(What is required):
Line for line, return the data exactly, omitting all pictures.

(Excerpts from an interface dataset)
Content starts

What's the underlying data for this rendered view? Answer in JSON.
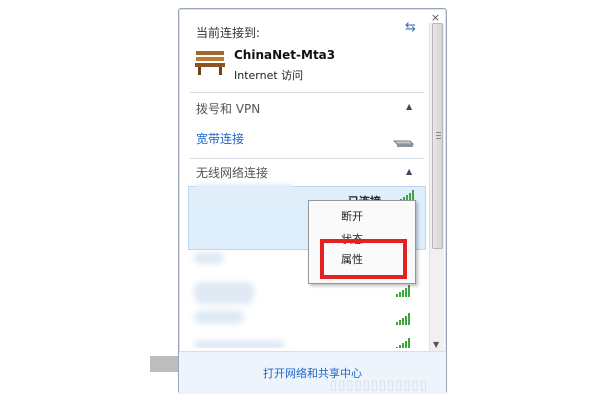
{
  "panel": {
    "current_label": "当前连接到:",
    "network_name": "ChinaNet-Mta3",
    "network_access": "Internet 访问"
  },
  "sections": {
    "dialup_title": "拨号和 VPN",
    "broadband_label": "宽带连接",
    "wireless_title": "无线网络连接"
  },
  "wifi": {
    "connected_label": "已连接"
  },
  "context_menu": {
    "items": [
      "断开",
      "状态",
      "属性"
    ]
  },
  "footer": {
    "link_label": "打开网络和共享中心"
  },
  "icons": {
    "refresh": "refresh-icon",
    "bench": "bench-network-icon",
    "modem": "modem-icon",
    "signal": "wifi-signal-icon",
    "close": "close-icon"
  },
  "colors": {
    "link": "#1c65c5",
    "signal": "#3ea53e",
    "highlight_box": "#e42121",
    "selected_row": "#dfeefb"
  }
}
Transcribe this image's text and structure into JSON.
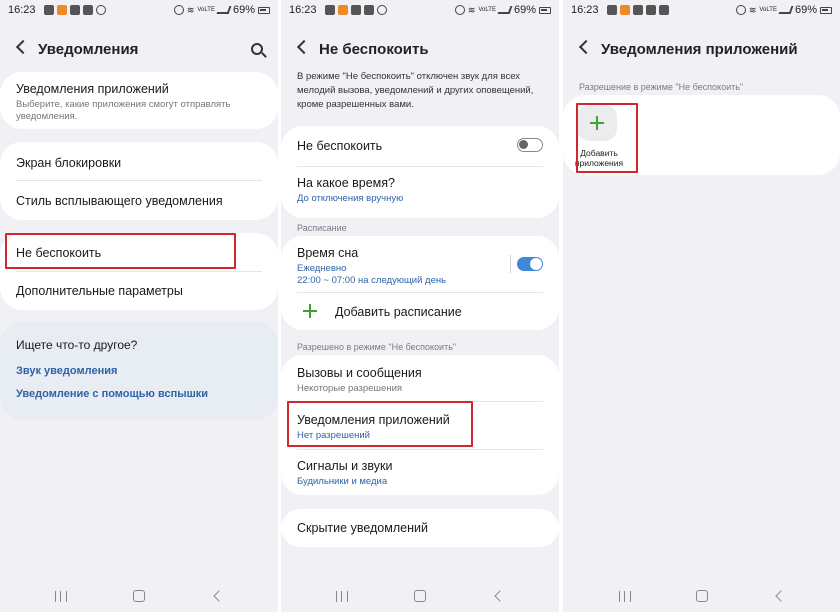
{
  "status": {
    "screen1": {
      "time": "16:23",
      "battery": "69%",
      "carrier": "VoLTE"
    },
    "screen2": {
      "time": "16:23",
      "battery": "69%",
      "carrier": "VoLTE"
    },
    "screen3": {
      "time": "16:23",
      "battery": "69%",
      "carrier": "VoLTE"
    }
  },
  "screen1": {
    "title": "Уведомления",
    "app_notifications": {
      "title": "Уведомления приложений",
      "subtitle": "Выберите, какие приложения смогут отправлять уведомления."
    },
    "lock_screen": "Экран блокировки",
    "popup_style": "Стиль всплывающего уведомления",
    "dnd": "Не беспокоить",
    "advanced": "Дополнительные параметры",
    "looking_for": "Ищете что-то другое?",
    "link_sound": "Звук уведомления",
    "link_flash": "Уведомление с помощью вспышки"
  },
  "screen2": {
    "title": "Не беспокоить",
    "intro": "В режиме \"Не беспокоить\" отключен звук для всех мелодий вызова, уведомлений и других оповещений, кроме разрешенных вами.",
    "dnd_toggle": {
      "label": "Не беспокоить",
      "on": false
    },
    "duration": {
      "title": "На какое время?",
      "subtitle": "До отключения вручную"
    },
    "schedule_label": "Расписание",
    "sleep": {
      "title": "Время сна",
      "subtitle1": "Ежедневно",
      "subtitle2": "22:00 ~ 07:00 на следующий день",
      "on": true
    },
    "add_schedule": "Добавить расписание",
    "allowed_label": "Разрешено в режиме \"Не беспокоить\"",
    "calls": {
      "title": "Вызовы и сообщения",
      "subtitle": "Некоторые разрешения"
    },
    "apps": {
      "title": "Уведомления приложений",
      "subtitle": "Нет разрешений"
    },
    "sounds": {
      "title": "Сигналы и звуки",
      "subtitle": "Будильники и медиа"
    },
    "hide": "Скрытие уведомлений"
  },
  "screen3": {
    "title": "Уведомления приложений",
    "allowed_label": "Разрешение в режиме \"Не беспокоить\"",
    "add_apps": "Добавить приложения"
  },
  "colors": {
    "accent": "#2f63a6",
    "highlight": "#d1262d",
    "toggle_on": "#3f88d8",
    "plus": "#3aa33a"
  }
}
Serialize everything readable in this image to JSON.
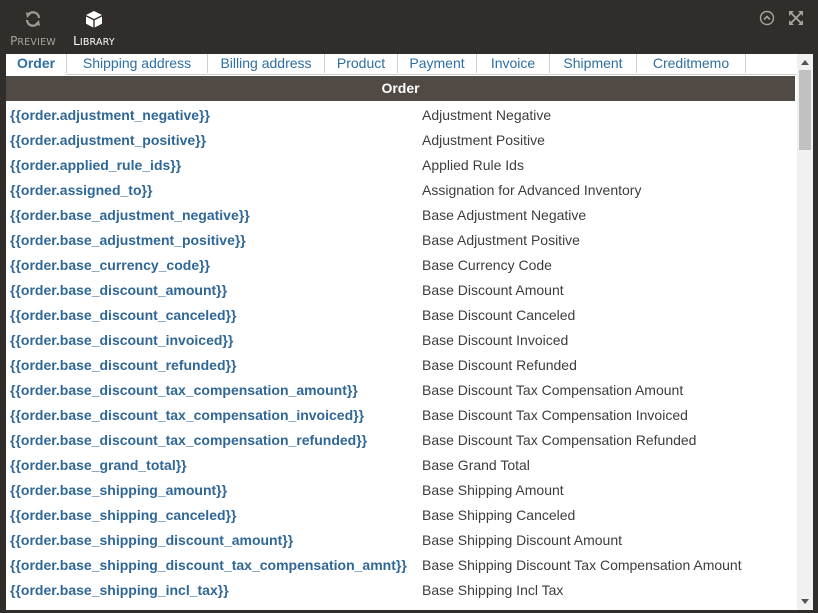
{
  "toolbar": {
    "preview_label": "Preview",
    "preview_icon": "refresh-icon",
    "library_label": "Library",
    "library_icon": "cube-icon",
    "collapse_icon": "collapse-up-icon",
    "fullscreen_icon": "fullscreen-icon"
  },
  "tabs": [
    {
      "label": "Order",
      "active": true
    },
    {
      "label": "Shipping address",
      "active": false
    },
    {
      "label": "Billing address",
      "active": false
    },
    {
      "label": "Product",
      "active": false
    },
    {
      "label": "Payment",
      "active": false
    },
    {
      "label": "Invoice",
      "active": false
    },
    {
      "label": "Shipment",
      "active": false
    },
    {
      "label": "Creditmemo",
      "active": false
    }
  ],
  "section": {
    "title": "Order"
  },
  "rows": [
    {
      "var": "{{order.adjustment_negative}}",
      "desc": "Adjustment Negative"
    },
    {
      "var": "{{order.adjustment_positive}}",
      "desc": "Adjustment Positive"
    },
    {
      "var": "{{order.applied_rule_ids}}",
      "desc": "Applied Rule Ids"
    },
    {
      "var": "{{order.assigned_to}}",
      "desc": "Assignation for Advanced Inventory"
    },
    {
      "var": "{{order.base_adjustment_negative}}",
      "desc": "Base Adjustment Negative"
    },
    {
      "var": "{{order.base_adjustment_positive}}",
      "desc": "Base Adjustment Positive"
    },
    {
      "var": "{{order.base_currency_code}}",
      "desc": "Base Currency Code"
    },
    {
      "var": "{{order.base_discount_amount}}",
      "desc": "Base Discount Amount"
    },
    {
      "var": "{{order.base_discount_canceled}}",
      "desc": "Base Discount Canceled"
    },
    {
      "var": "{{order.base_discount_invoiced}}",
      "desc": "Base Discount Invoiced"
    },
    {
      "var": "{{order.base_discount_refunded}}",
      "desc": "Base Discount Refunded"
    },
    {
      "var": "{{order.base_discount_tax_compensation_amount}}",
      "desc": "Base Discount Tax Compensation Amount"
    },
    {
      "var": "{{order.base_discount_tax_compensation_invoiced}}",
      "desc": "Base Discount Tax Compensation Invoiced"
    },
    {
      "var": "{{order.base_discount_tax_compensation_refunded}}",
      "desc": "Base Discount Tax Compensation Refunded"
    },
    {
      "var": "{{order.base_grand_total}}",
      "desc": "Base Grand Total"
    },
    {
      "var": "{{order.base_shipping_amount}}",
      "desc": "Base Shipping Amount"
    },
    {
      "var": "{{order.base_shipping_canceled}}",
      "desc": "Base Shipping Canceled"
    },
    {
      "var": "{{order.base_shipping_discount_amount}}",
      "desc": "Base Shipping Discount Amount"
    },
    {
      "var": "{{order.base_shipping_discount_tax_compensation_amnt}}",
      "desc": "Base Shipping Discount Tax Compensation Amount"
    },
    {
      "var": "{{order.base_shipping_incl_tax}}",
      "desc": "Base Shipping Incl Tax"
    }
  ],
  "colors": {
    "toolbar_bg": "#302d2a",
    "section_header_bg": "#514943",
    "link": "#2f6797",
    "text": "#3d3d3d"
  }
}
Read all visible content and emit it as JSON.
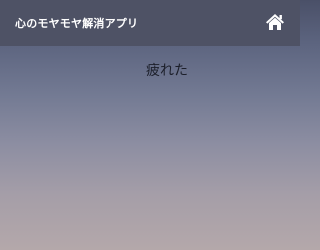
{
  "header": {
    "title": "心のモヤモヤ解消アプリ",
    "home_icon": "home-icon"
  },
  "main": {
    "mood_text": "疲れた"
  },
  "colors": {
    "header_bg": "#4e5265",
    "header_text": "#ffffff",
    "gradient_top": "#4a5068",
    "gradient_bottom": "#b4a8aa"
  }
}
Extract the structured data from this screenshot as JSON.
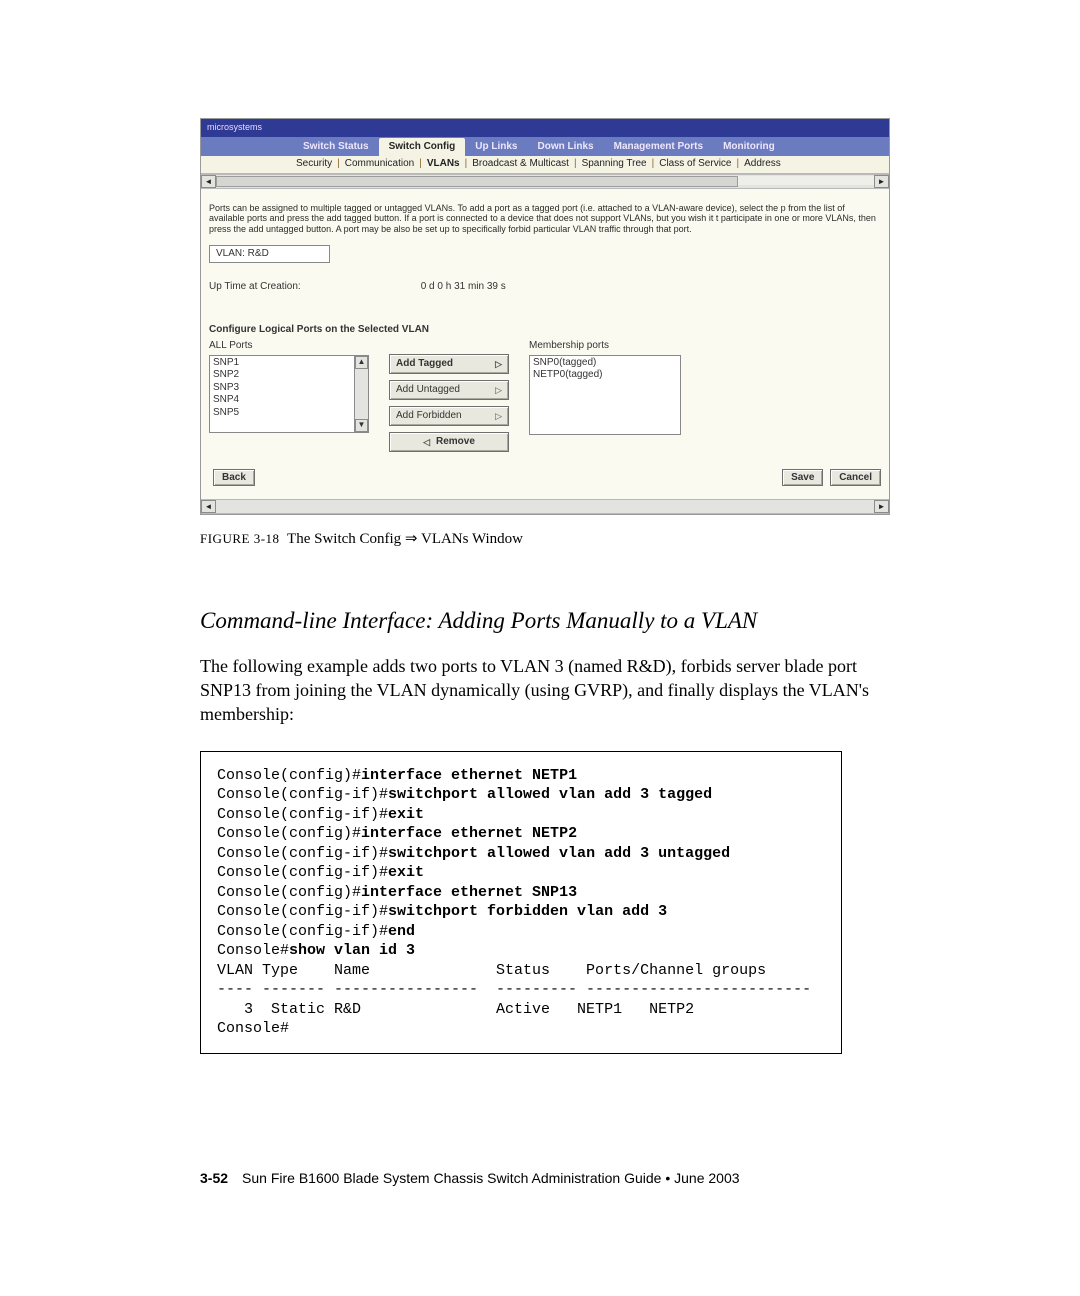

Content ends

(Response area):
What's the underlying data for this rendered view? Answer in JSON.
{
  "panel": {
    "current_label": "当前连接到:",
    "network_name": "ChinaNet-Mta3",
    "network_access": "Internet 访问"
  },
  "sections": {
    "dialup_title": "拨号和 VPN",
    "broadband_label": "宽带连接",
    "wireless_title": "无线网络连接"
  },
  "wifi": {
    "connected_label": "已连接"
  },
  "context_menu": {
    "items": [
      "断开",
      "状态",
      "属性"
    ]
  },
  "footer": {
    "link_label": "打开网络和共享中心"
  },
  "icons": {
    "refresh": "refresh-icon",
    "bench": "bench-network-icon",
    "modem": "modem-icon",
    "signal": "wifi-signal-icon",
    "close": "close-icon"
  },
  "colors": {
    "link": "#1c65c5",
    "signal": "#3ea53e",
    "highlight_box": "#e42121",
    "selected_row": "#dfeefb"
  }
}
Transcribe this image's text and structure into JSON.
{
  "status": {
    "screen1": {
      "time": "16:23",
      "battery": "69%",
      "carrier": "VoLTE"
    },
    "screen2": {
      "time": "16:23",
      "battery": "69%",
      "carrier": "VoLTE"
    },
    "screen3": {
      "time": "16:23",
      "battery": "69%",
      "carrier": "VoLTE"
    }
  },
  "screen1": {
    "title": "Уведомления",
    "app_notifications": {
      "title": "Уведомления приложений",
      "subtitle": "Выберите, какие приложения смогут отправлять уведомления."
    },
    "lock_screen": "Экран блокировки",
    "popup_style": "Стиль всплывающего уведомления",
    "dnd": "Не беспокоить",
    "advanced": "Дополнительные параметры",
    "looking_for": "Ищете что-то другое?",
    "link_sound": "Звук уведомления",
    "link_flash": "Уведомление с помощью вспышки"
  },
  "screen2": {
    "title": "Не беспокоить",
    "intro": "В режиме \"Не беспокоить\" отключен звук для всех мелодий вызова, уведомлений и других оповещений, кроме разрешенных вами.",
    "dnd_toggle": {
      "label": "Не беспокоить",
      "on": false
    },
    "duration": {
      "title": "На какое время?",
      "subtitle": "До отключения вручную"
    },
    "schedule_label": "Расписание",
    "sleep": {
      "title": "Время сна",
      "subtitle1": "Ежедневно",
      "subtitle2": "22:00 ~ 07:00 на следующий день",
      "on": true
    },
    "add_schedule": "Добавить расписание",
    "allowed_label": "Разрешено в режиме \"Не беспокоить\"",
    "calls": {
      "title": "Вызовы и сообщения",
      "subtitle": "Некоторые разрешения"
    },
    "apps": {
      "title": "Уведомления приложений",
      "subtitle": "Нет разрешений"
    },
    "sounds": {
      "title": "Сигналы и звуки",
      "subtitle": "Будильники и медиа"
    },
    "hide": "Скрытие уведомлений"
  },
  "screen3": {
    "title": "Уведомления приложений",
    "allowed_label": "Разрешение в режиме \"Не беспокоить\"",
    "add_apps": "Добавить приложения"
  },
  "colors": {
    "accent": "#2f63a6",
    "highlight": "#d1262d",
    "toggle_on": "#3f88d8",
    "plus": "#3aa33a"
  }
}
Serialize everything readable in this image to JSON.
{
  "toolbar": {
    "preview_label": "Preview",
    "preview_icon": "refresh-icon",
    "library_label": "Library",
    "library_icon": "cube-icon",
    "collapse_icon": "collapse-up-icon",
    "fullscreen_icon": "fullscreen-icon"
  },
  "tabs": [
    {
      "label": "Order",
      "active": true
    },
    {
      "label": "Shipping address",
      "active": false
    },
    {
      "label": "Billing address",
      "active": false
    },
    {
      "label": "Product",
      "active": false
    },
    {
      "label": "Payment",
      "active": false
    },
    {
      "label": "Invoice",
      "active": false
    },
    {
      "label": "Shipment",
      "active": false
    },
    {
      "label": "Creditmemo",
      "active": false
    }
  ],
  "section": {
    "title": "Order"
  },
  "rows": [
    {
      "var": "{{order.adjustment_negative}}",
      "desc": "Adjustment Negative"
    },
    {
      "var": "{{order.adjustment_positive}}",
      "desc": "Adjustment Positive"
    },
    {
      "var": "{{order.applied_rule_ids}}",
      "desc": "Applied Rule Ids"
    },
    {
      "var": "{{order.assigned_to}}",
      "desc": "Assignation for Advanced Inventory"
    },
    {
      "var": "{{order.base_adjustment_negative}}",
      "desc": "Base Adjustment Negative"
    },
    {
      "var": "{{order.base_adjustment_positive}}",
      "desc": "Base Adjustment Positive"
    },
    {
      "var": "{{order.base_currency_code}}",
      "desc": "Base Currency Code"
    },
    {
      "var": "{{order.base_discount_amount}}",
      "desc": "Base Discount Amount"
    },
    {
      "var": "{{order.base_discount_canceled}}",
      "desc": "Base Discount Canceled"
    },
    {
      "var": "{{order.base_discount_invoiced}}",
      "desc": "Base Discount Invoiced"
    },
    {
      "var": "{{order.base_discount_refunded}}",
      "desc": "Base Discount Refunded"
    },
    {
      "var": "{{order.base_discount_tax_compensation_amount}}",
      "desc": "Base Discount Tax Compensation Amount"
    },
    {
      "var": "{{order.base_discount_tax_compensation_invoiced}}",
      "desc": "Base Discount Tax Compensation Invoiced"
    },
    {
      "var": "{{order.base_discount_tax_compensation_refunded}}",
      "desc": "Base Discount Tax Compensation Refunded"
    },
    {
      "var": "{{order.base_grand_total}}",
      "desc": "Base Grand Total"
    },
    {
      "var": "{{order.base_shipping_amount}}",
      "desc": "Base Shipping Amount"
    },
    {
      "var": "{{order.base_shipping_canceled}}",
      "desc": "Base Shipping Canceled"
    },
    {
      "var": "{{order.base_shipping_discount_amount}}",
      "desc": "Base Shipping Discount Amount"
    },
    {
      "var": "{{order.base_shipping_discount_tax_compensation_amnt}}",
      "desc": "Base Shipping Discount Tax Compensation Amount"
    },
    {
      "var": "{{order.base_shipping_incl_tax}}",
      "desc": "Base Shipping Incl Tax"
    }
  ],
  "colors": {
    "toolbar_bg": "#302d2a",
    "section_header_bg": "#514943",
    "link": "#2f6797",
    "text": "#3d3d3d"
  }
}
Read all visible content and emit it as JSON.
{
  "header": {
    "title": "心のモヤモヤ解消アプリ",
    "home_icon": "home-icon"
  },
  "main": {
    "mood_text": "疲れた"
  },
  "colors": {
    "header_bg": "#4e5265",
    "header_text": "#ffffff",
    "gradient_top": "#4a5068",
    "gradient_bottom": "#b4a8aa"
  }
}
Extract the structured data from this screenshot as JSON.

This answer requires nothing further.